The numbers in this segment shake out, too: Pence received 1 percent in the informal CPAC straw poll of conservative activists, and 7 percent in a more formalized survey conducted by Trump’s pollster Tony Fabrizio, behind DeSantis. Trump himself seems entirely unworried by Pence, for now. “In my opinion, Trump doesn’t consider Pence a threat because Trump believes any nominee (if not himself) must have his blessing in order to gain Trump voters,” said the Trump advisor.
Pence may cloak himself in the sheen of a bygone America, but in one matter he is rather modern. Once upon a time, running for president really was all about trying to get the job. In the last generation, as politics grew more cynical and social media opened new financial horizons, many appeared to run for president in order to open up economic opportunities. So, sure, Pence may genuinely want to be president, but he also likely knows that “exploring” the possibility is his surest ticket to fortune, and he is certainly more ambitious than just marauding along the sidelines.

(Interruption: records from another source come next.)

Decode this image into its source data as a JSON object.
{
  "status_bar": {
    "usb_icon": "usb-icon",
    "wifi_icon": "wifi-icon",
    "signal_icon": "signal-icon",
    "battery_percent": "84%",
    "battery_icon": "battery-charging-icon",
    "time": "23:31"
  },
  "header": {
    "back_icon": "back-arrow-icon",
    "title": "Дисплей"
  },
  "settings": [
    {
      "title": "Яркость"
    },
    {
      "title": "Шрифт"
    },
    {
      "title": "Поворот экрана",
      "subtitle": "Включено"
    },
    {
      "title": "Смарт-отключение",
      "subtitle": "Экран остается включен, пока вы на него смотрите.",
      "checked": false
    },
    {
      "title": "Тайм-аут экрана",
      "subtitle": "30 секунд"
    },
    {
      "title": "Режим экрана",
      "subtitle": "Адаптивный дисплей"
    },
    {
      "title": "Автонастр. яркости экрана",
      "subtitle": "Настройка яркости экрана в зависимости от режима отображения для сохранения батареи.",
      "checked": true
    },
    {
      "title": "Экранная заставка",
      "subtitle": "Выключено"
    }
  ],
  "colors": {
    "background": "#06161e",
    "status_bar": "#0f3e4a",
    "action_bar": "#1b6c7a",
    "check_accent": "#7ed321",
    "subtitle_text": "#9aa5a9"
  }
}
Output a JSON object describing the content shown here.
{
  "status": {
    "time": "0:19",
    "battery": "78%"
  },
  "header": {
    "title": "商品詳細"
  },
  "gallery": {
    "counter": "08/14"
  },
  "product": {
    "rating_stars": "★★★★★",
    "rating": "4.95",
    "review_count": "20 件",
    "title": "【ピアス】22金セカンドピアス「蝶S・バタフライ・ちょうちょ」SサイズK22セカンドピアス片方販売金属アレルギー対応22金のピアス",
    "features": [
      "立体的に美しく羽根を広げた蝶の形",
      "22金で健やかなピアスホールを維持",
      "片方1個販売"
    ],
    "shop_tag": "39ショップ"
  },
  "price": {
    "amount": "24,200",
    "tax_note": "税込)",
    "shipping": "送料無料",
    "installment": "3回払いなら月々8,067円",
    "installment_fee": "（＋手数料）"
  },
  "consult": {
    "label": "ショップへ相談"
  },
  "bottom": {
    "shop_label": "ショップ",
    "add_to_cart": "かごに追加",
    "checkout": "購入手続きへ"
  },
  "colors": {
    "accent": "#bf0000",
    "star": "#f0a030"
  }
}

Can Pence have it both ways? It may come down to resuming a part he understands well. As the Trump advisor put it best: “Constitutional conservatives play a big role in the party these days … as long as they are sufficiently pro-Trump.”